▶ REQUIREMENT: Below are some lines of data. Return all of them as they are.

▶ DATA:
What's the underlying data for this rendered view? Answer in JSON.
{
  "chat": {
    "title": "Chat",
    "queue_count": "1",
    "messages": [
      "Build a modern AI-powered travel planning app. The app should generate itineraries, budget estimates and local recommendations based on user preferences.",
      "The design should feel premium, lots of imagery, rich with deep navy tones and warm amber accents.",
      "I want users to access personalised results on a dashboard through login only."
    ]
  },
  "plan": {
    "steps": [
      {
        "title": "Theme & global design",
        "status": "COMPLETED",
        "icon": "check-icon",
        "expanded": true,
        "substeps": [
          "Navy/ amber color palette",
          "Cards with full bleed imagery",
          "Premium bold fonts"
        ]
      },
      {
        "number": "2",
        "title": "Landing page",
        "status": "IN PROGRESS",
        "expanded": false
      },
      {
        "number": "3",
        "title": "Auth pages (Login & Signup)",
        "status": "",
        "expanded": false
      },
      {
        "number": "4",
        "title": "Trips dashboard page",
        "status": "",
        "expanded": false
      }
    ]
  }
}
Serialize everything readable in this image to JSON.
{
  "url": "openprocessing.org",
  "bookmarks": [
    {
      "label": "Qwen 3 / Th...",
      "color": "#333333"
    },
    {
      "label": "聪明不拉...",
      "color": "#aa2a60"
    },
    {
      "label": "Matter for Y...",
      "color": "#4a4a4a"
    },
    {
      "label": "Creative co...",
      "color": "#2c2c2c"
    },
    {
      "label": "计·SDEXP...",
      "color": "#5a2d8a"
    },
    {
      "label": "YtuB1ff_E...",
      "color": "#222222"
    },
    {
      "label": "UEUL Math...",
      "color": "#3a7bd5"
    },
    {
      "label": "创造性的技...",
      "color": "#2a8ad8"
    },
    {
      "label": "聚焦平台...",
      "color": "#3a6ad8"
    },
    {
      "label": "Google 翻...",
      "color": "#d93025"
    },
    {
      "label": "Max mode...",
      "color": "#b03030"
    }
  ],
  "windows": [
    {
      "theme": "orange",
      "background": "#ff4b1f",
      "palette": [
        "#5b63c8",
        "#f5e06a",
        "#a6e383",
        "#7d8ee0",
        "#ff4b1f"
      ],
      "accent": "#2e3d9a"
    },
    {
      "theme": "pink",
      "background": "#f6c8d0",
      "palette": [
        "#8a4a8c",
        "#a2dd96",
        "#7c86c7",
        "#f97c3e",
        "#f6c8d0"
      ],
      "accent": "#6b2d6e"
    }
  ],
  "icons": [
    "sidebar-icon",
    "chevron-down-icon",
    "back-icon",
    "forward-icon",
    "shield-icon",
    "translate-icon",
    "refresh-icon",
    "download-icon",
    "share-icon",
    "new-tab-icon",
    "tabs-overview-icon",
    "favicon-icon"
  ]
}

▶ OUTPUT FOR THIS TASK:
What's the underlying data for this rendered view? Answer in JSON.
{
  "chat": {
    "title": "Chat",
    "queue_count": "1",
    "messages": [
      "Build a modern AI-powered travel planning app. The app should generate itineraries, budget estimates and local recommendations based on user preferences.",
      "The design should feel premium, lots of imagery, rich with deep navy tones and warm amber accents.",
      "I want users to access personalised results on a dashboard through login only."
    ]
  },
  "plan": {
    "steps": [
      {
        "title": "Theme & global design",
        "status": "COMPLETED",
        "icon": "check-icon",
        "expanded": true,
        "substeps": [
          "Navy/ amber color palette",
          "Cards with full bleed imagery",
          "Premium bold fonts"
        ]
      },
      {
        "number": "2",
        "title": "Landing page",
        "status": "IN PROGRESS",
        "expanded": false
      },
      {
        "number": "3",
        "title": "Auth pages (Login & Signup)",
        "status": "",
        "expanded": false
      },
      {
        "number": "4",
        "title": "Trips dashboard page",
        "status": "",
        "expanded": false
      }
    ]
  }
}
Serialize everything readable in this image to JSON.
{
  "url": "openprocessing.org",
  "bookmarks": [
    {
      "label": "Qwen 3 / Th...",
      "color": "#333333"
    },
    {
      "label": "聪明不拉...",
      "color": "#aa2a60"
    },
    {
      "label": "Matter for Y...",
      "color": "#4a4a4a"
    },
    {
      "label": "Creative co...",
      "color": "#2c2c2c"
    },
    {
      "label": "计·SDEXP...",
      "color": "#5a2d8a"
    },
    {
      "label": "YtuB1ff_E...",
      "color": "#222222"
    },
    {
      "label": "UEUL Math...",
      "color": "#3a7bd5"
    },
    {
      "label": "创造性的技...",
      "color": "#2a8ad8"
    },
    {
      "label": "聚焦平台...",
      "color": "#3a6ad8"
    },
    {
      "label": "Google 翻...",
      "color": "#d93025"
    },
    {
      "label": "Max mode...",
      "color": "#b03030"
    }
  ],
  "windows": [
    {
      "theme": "orange",
      "background": "#ff4b1f",
      "palette": [
        "#5b63c8",
        "#f5e06a",
        "#a6e383",
        "#7d8ee0",
        "#ff4b1f"
      ],
      "accent": "#2e3d9a"
    },
    {
      "theme": "pink",
      "background": "#f6c8d0",
      "palette": [
        "#8a4a8c",
        "#a2dd96",
        "#7c86c7",
        "#f97c3e",
        "#f6c8d0"
      ],
      "accent": "#6b2d6e"
    }
  ],
  "icons": [
    "sidebar-icon",
    "chevron-down-icon",
    "back-icon",
    "forward-icon",
    "shield-icon",
    "translate-icon",
    "refresh-icon",
    "download-icon",
    "share-icon",
    "new-tab-icon",
    "tabs-overview-icon",
    "favicon-icon"
  ]
}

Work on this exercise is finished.